By Pablo Jaime Sáinz
Ana and Marisela Flores are a pair of 46-year-old twins that have a lot in common: Both are widows, both share many of the same tastes ranging from music to food, and both live together in San Diego.
And as identical twins, they both share the same genes.
That’s why Ana said they were interested in participating in a clinical trial where doctors at the University of California, San Diego, Department of Medicine are studying twin pairs to understand common maladies such as hypertension, obesity, diabetes, and kidney disease.
“My sister and I have so much in common, that we wanted to find out how similar we are genetically,” Ana said. “We saw this as an opportunity to learn more about ourselves as twins at the same time that we contributed to medical research.”
The doctors are especially interested in attracting Mexican-American twins such as the Floreses, since historically, Mexican-American participants have been underrepresented in clinical trials, said Doctor Maple Fung, one of the researchers supervising the clinical trial.
Over the past six years, the twin clinical trial it has enrolled 540 twins, but only about 5 percent of them are Latinos or Mexican-Americans, she said.
”I think you know that obesity, diabetes, kidney disease, and diabetes are over-represented in the Mexican-American population. In this way, we can extend our conclusions about heredity and disease to the Mexican-American population,” said Doctor Daniel O’Connor, the physician in charge of the twin study.

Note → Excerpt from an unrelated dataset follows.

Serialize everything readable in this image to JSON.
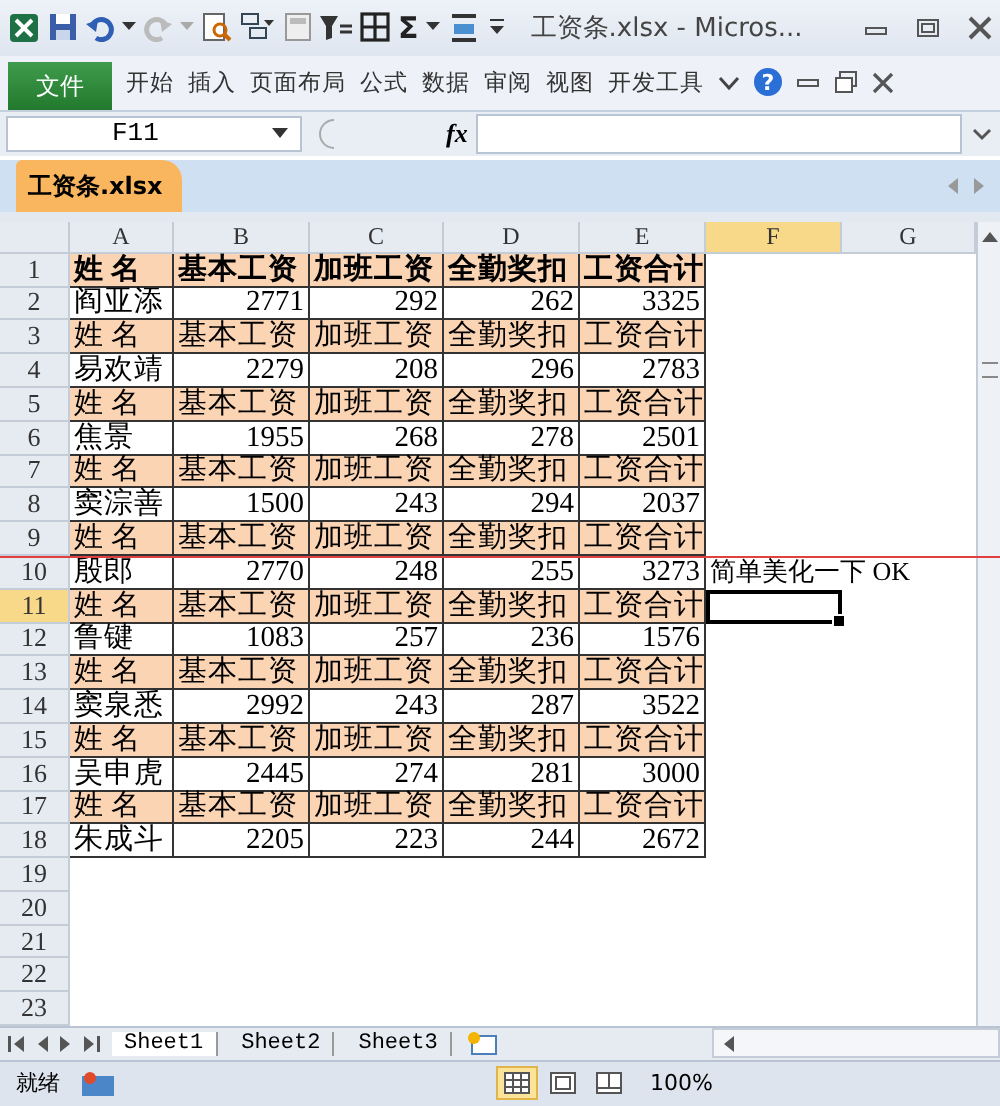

The doctors focus on the heredity of hypertension, and thus studying twins is very important because of their shared genetics.
“We have learned much about heredity and illness,” Fung said.
The test takes about 90 minutes.
They recruit any twins- men, women, both, fraternal, or identical and perform some blood pressure measurements, including under stress with “cold pressor” (hand in ice) and while blowing air to maintain certain pressure.
Some of the measurements help determine the pressures in their heart and the amount of body water they have. Then they obtain blood and urine samples to extract DNA and other data from the subjects.
“We learn so much about ourselves as twins in this clinical trial,” Ana said.
Fung said the researchers are highly interested in studying the Mexican population for a number of reasons.
1. Minorities are underrep-resented in all medical studies.
2. Minorities- including Mexican and black populations- have high rates of hypertension which makes it more imperative to study them.
“We are evaluating what genetic differences may account for these high rates of hypertension,” Fung said. “We definitely would like to keep this study going and need more twins, especially Mexican American ones- all ages and sexes and sizes and shapes.”
White males have the highest participation rates in clinical trials, while African-Americans and Latinos are less likely to participate.
The truth is that clinical trials results most of the time give out information pertaining only to White males, because they are generally the ones who have the most participation in clinical trials.
These studies need more diversity, more minority participation in order to turn out more inclusive results.
If Latinos never participate in clinical trials such as this one, researchers will never know how to treat conditions affecting our Mexican-American community.
The twins need to come in together for about 1.5-2 hours. Unfortunately at this time must be Monday through Friday between 9 a.m. and 3 p.m. on the UCSD campus. It will require a blood draw and urine sample.
All ethnic groups are welcomed, and twins have to be 18 years of age or older.
Twins will be compensated for their time and travel (right now $75 for each twin).
“This project has aided with the advancement of science and medicine by helping us understand the contribution of genes and inheritance in hypertension and its related diseases,” Fung said.
For more information, please contact Brenda Thomas at (858) 552-8585, Ext. 6178.